Emergent placement options -- $848,000 -- Ongoing funding is provided for 10 Emergent Placement Contract (EPC) beds that the Children’s Administration initiated in November 2017. The EPC beds are short-term placements that provide an alternative to the use of hotels for children in foster care. Additional beds bring the total number of EPC beds to 34.

Families-in-crisis study -- $150,000 -- Funding is provided for a study on the public system response for families and youth in crisis who are seeking services to address family conflict.
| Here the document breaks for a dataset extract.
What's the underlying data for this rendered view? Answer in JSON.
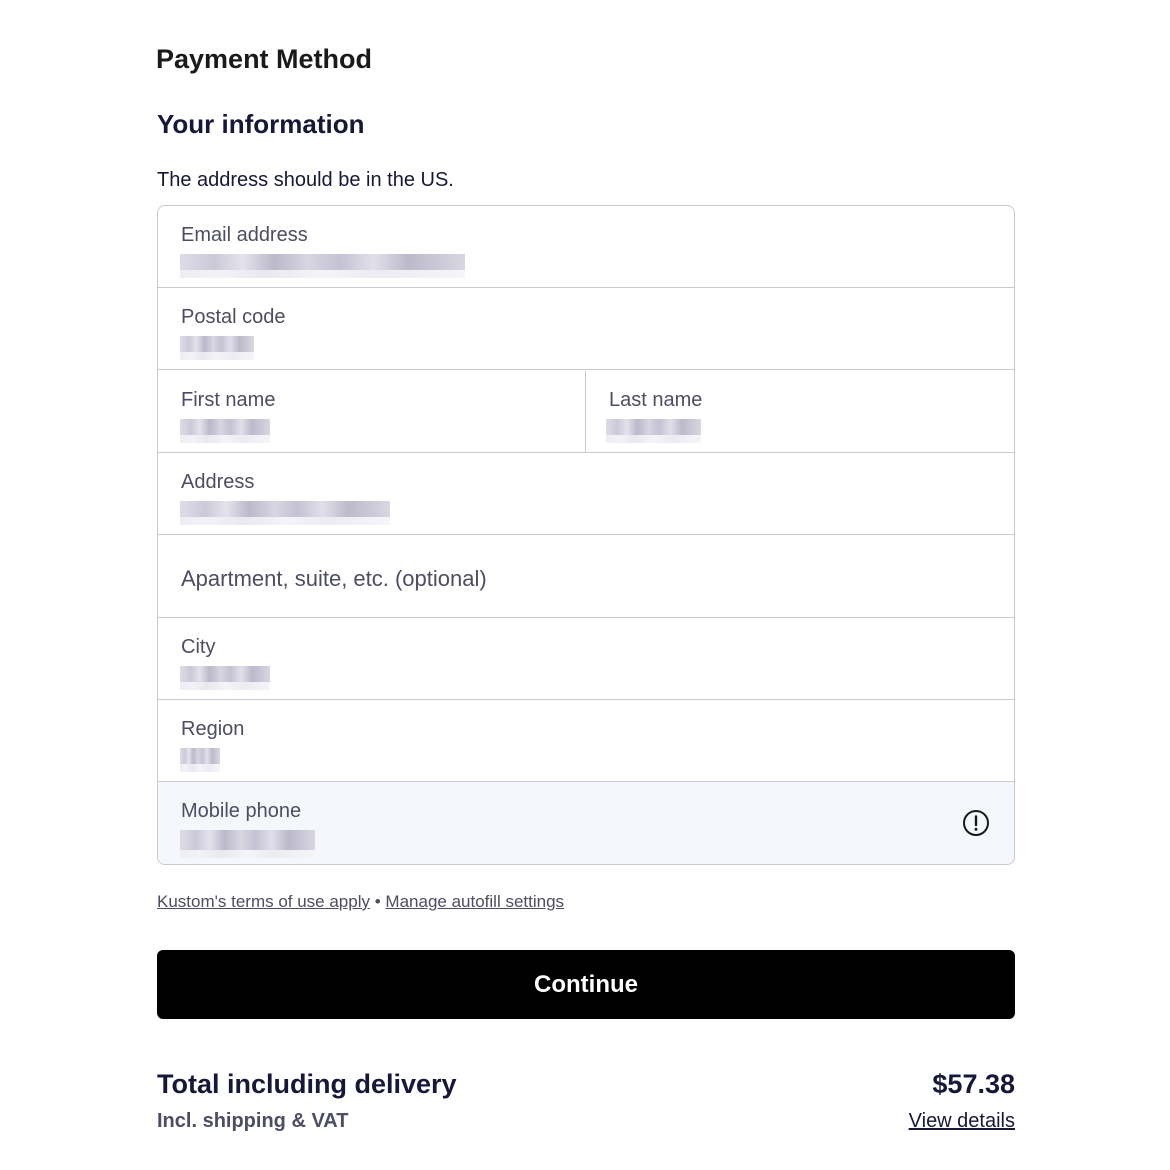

The Department of Children, Youth, and Families, in collaboration with the Department of Commerce, the Administrative Office of the Courts, and local jurisdictions, will develop recommendations to improve the delivery of services, including potential changes to the at-risk youth and child and need of services petition processes, and family reconciliation services.

Fathers and Family reunification -- $125,000 -- Funding is provided for a grant to a nonprofit organization to assist fathers transitioning from incarceration to family reunification.

Home visiting expansion -- $2.299m -- Funding is provided to equalize existing home visiting service provider rates and expand services to additional families in FY 2019.

Homeless youth resource portal -- $20,000 -- Funding is provided for the Office of Homeless Youth Prevention and Protection Programs to conduct a survey of homeless youth service and informational gaps.

Implementation of DCYF -- $2.405m -- Funding is provided to support implementation of the new Department of Children, Youth and Families (DCYF). DCYF must submit an expenditure plan to Office of Financial Management (OFM) and may expend implementation funds after receiving approval from the Director of OFM.  Funding is also provided for staff and expenses for the Oversight Board, which is tasked with monitoring and ensuring that the DCYF achieves its stated outcomes.

Pediatric primary care Medicaid rate -- $13.844m -- Funding is provided to increase pediatric primary care rates for the same set of evaluation and management and vaccine administration codes that were included in the temporary rate increase provided by the patient protection and affordable care act.

Prevention pilot -- $250,000 -- Funding is provided solely for the Department Of Children, Youth, and Families to conduct a pilot project that convenes stakeholders to develop and plan an intervention using the Help Me Grow model to prevent child abuse and neglect..  DCYF will contract with a county-wide nonprofit organization with early childhood expertise in Pierce county to complete the work.

Relative search staff -- $696,000 -- Funding is provided to hire 6.5 relative search FTEs, effective July 1, 2018. The staff are anticipated to reduce the backlog of relative search referrals and facilitate appropriate placements of dependent children with relatives when appropriate.

Temporary Assistance to Needy Families (TANF) grant increase - $9.058m -- Beginning in FY 2019, funding is provided for a 6.8 percent increase in the grant standard for the Temporary Assistance to Needy Families (TANF), State Family Assistance (SFA), and Refugee Cash Assistance (RA) programs. When combined with the 2.5 percent increase. which also takes effect on July 1, 2018, the maximum TANF grant for a family of four is increased from $613 per month to $671 per month.

Tribal Kinship Navigators - $245,000 -- Tribal Kinship Navigator Funding is increased for the Tribal Kinship Navigator program to serve the Yakama Nation, Colville Indian reservation, and other tribal areas.